I've made an experiment to verify Newtn's law of cooling, but while doing the analysis, my results don't fit accurately with the data collected (303 data using a sensor). According with my initial conditions such as $T_R=21.8°C$ (room temperature) and $T_o=80°C$ (initial temperature) I should obtain something like:


Instead, I obtain the following:


So, I was wondering if something's missing or maybe Newton's law is not enough to describe the cooling of an object.

  • 1
    $\begingroup$ Have you read the first paragraph of the Wikpedia article on Newton's Law of Cooling? It gives at least two examples of likely sources of error. $\endgroup$
    – The Photon
    Sep 20, 2020 at 3:06
  • $\begingroup$ Don't you mean 58.2? So you don't match the initial temperature? I hope you plotted (T-21.8) vs t on a semi-log plot and fit a straight line. Is that what you did? $\endgroup$ Sep 20, 2020 at 3:14
  • $\begingroup$ @ChetMiller yeap, that's what I did and indeed I don't match the initial temperature. $\endgroup$
    – Syn1110
    Sep 20, 2020 at 4:25

1 Answer 1

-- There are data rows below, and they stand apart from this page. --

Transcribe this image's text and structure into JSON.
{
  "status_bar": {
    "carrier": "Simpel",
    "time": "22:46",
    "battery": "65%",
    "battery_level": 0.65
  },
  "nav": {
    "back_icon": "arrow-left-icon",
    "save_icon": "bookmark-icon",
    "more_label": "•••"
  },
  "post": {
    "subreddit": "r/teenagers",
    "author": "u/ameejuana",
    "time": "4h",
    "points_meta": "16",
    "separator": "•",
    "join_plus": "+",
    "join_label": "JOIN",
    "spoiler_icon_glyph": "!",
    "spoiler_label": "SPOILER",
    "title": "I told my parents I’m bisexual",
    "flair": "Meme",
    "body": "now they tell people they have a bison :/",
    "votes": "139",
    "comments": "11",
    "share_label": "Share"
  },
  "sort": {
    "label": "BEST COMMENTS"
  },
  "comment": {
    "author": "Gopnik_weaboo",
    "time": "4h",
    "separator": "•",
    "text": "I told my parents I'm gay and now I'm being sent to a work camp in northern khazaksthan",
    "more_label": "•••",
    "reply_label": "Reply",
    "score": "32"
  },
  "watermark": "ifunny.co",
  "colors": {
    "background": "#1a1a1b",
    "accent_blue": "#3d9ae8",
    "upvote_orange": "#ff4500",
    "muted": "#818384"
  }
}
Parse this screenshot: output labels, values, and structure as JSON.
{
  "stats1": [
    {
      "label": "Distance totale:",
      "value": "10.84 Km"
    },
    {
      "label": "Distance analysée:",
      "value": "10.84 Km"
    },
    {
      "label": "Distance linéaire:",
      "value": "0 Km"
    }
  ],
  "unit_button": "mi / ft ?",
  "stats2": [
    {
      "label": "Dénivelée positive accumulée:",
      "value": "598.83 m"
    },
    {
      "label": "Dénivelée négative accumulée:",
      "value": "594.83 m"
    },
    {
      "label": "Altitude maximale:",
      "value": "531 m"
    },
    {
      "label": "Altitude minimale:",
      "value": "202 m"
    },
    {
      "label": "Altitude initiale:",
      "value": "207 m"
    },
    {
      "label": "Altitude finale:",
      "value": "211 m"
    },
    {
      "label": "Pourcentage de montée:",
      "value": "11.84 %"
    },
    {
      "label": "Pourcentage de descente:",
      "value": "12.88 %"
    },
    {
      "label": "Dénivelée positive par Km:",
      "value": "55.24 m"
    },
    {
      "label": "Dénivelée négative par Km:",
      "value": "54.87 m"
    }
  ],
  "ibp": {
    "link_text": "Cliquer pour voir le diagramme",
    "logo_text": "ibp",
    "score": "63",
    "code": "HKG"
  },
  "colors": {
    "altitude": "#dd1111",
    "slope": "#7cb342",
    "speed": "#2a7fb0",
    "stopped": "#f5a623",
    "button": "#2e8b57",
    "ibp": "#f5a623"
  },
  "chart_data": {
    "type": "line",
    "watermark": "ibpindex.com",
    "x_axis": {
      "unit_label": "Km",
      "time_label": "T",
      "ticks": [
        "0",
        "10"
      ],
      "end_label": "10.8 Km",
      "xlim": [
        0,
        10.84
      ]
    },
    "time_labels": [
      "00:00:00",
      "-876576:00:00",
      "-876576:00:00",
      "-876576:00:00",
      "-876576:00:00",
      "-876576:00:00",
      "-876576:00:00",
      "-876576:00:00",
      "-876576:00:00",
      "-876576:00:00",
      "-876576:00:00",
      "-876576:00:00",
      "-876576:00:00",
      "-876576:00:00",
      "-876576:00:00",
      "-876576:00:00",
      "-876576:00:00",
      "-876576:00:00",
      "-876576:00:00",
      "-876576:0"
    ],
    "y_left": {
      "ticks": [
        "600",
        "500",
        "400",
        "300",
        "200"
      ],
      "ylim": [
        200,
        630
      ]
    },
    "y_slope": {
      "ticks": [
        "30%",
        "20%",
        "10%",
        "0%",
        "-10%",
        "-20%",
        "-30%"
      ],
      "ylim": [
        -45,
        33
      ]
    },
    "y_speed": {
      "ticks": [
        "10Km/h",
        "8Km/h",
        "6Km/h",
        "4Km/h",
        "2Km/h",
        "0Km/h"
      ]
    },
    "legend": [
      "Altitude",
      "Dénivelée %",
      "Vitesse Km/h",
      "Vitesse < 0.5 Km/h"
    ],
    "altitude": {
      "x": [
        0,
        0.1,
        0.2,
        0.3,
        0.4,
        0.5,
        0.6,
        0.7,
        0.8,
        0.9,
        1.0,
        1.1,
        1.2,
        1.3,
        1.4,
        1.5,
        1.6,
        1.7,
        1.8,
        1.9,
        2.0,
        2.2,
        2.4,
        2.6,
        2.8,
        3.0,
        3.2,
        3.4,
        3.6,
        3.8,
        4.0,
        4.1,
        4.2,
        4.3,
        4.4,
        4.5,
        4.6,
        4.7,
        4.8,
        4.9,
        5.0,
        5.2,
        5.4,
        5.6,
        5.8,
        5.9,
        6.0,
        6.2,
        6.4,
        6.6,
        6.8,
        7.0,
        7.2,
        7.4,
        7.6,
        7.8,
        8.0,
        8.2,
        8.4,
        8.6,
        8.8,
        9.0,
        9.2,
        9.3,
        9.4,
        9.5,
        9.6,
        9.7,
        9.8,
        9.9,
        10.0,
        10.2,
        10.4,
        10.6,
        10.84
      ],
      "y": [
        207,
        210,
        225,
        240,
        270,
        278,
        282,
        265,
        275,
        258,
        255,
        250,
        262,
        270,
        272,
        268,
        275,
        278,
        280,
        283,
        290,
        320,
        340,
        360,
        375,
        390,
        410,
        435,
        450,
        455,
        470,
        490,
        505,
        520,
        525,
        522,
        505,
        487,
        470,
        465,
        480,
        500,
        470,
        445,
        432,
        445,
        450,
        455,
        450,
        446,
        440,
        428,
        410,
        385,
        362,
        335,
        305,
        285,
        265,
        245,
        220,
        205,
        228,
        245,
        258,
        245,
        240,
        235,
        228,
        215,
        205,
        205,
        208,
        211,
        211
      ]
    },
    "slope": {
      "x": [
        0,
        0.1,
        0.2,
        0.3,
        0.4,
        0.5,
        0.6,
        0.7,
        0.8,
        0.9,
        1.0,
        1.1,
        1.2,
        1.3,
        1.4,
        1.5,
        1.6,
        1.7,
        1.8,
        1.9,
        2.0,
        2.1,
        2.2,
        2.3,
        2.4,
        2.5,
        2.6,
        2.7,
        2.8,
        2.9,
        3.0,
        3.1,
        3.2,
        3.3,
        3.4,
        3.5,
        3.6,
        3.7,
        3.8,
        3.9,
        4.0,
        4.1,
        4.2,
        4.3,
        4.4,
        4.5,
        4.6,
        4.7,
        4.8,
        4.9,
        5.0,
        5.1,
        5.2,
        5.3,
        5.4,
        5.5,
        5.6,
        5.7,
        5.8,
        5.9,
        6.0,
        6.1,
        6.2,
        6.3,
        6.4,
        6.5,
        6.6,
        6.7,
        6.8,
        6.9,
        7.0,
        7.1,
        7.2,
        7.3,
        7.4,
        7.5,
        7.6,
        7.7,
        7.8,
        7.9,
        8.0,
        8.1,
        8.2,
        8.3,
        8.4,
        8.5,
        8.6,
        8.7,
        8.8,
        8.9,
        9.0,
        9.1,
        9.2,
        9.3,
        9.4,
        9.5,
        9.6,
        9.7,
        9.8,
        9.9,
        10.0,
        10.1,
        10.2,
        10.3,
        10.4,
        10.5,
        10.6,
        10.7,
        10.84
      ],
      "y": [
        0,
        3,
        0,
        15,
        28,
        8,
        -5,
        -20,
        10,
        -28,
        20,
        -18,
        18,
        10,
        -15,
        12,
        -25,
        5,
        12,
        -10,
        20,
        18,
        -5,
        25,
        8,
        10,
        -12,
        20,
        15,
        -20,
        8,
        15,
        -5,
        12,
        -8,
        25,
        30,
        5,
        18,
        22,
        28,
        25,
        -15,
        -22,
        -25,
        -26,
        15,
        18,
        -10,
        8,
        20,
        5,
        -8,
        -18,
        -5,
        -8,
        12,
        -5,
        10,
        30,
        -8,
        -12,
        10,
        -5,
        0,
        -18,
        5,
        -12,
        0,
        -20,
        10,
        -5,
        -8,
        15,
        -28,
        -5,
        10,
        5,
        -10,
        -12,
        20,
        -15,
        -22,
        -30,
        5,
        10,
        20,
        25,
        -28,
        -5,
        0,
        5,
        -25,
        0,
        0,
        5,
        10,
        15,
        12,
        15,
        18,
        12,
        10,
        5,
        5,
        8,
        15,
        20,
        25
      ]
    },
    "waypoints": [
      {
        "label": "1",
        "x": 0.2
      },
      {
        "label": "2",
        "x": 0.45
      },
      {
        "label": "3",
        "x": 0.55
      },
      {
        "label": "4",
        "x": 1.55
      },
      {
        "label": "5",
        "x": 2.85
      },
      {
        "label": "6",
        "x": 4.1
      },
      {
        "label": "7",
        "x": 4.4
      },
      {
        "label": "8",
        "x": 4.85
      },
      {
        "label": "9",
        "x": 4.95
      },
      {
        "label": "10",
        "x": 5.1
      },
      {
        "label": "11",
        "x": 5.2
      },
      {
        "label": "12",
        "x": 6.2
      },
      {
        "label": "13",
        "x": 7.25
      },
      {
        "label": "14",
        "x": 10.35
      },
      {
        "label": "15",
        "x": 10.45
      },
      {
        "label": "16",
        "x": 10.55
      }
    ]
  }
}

There are two heat transfer resistances involved here: the heat transfer resistance outside, from the surrounding fluid to the surface, and the heat transfer resistance inside the object, from the surface to the internal region. Newton's law assumes that the overall resistance is dominated by the outside resistance (which is typically nearly constant). However, the inside resistance varies from a low value to a higher asymptotic value over time, and, if this resistance is significant, it results in a higher overall resistance that varies with time.


Your Answer

By clicking “Post Your Answer”, you agree to our terms of service and acknowledge that you have read and understand our privacy policy and code of conduct.

Not the answer you're looking for? Browse other questions tagged or ask your own question.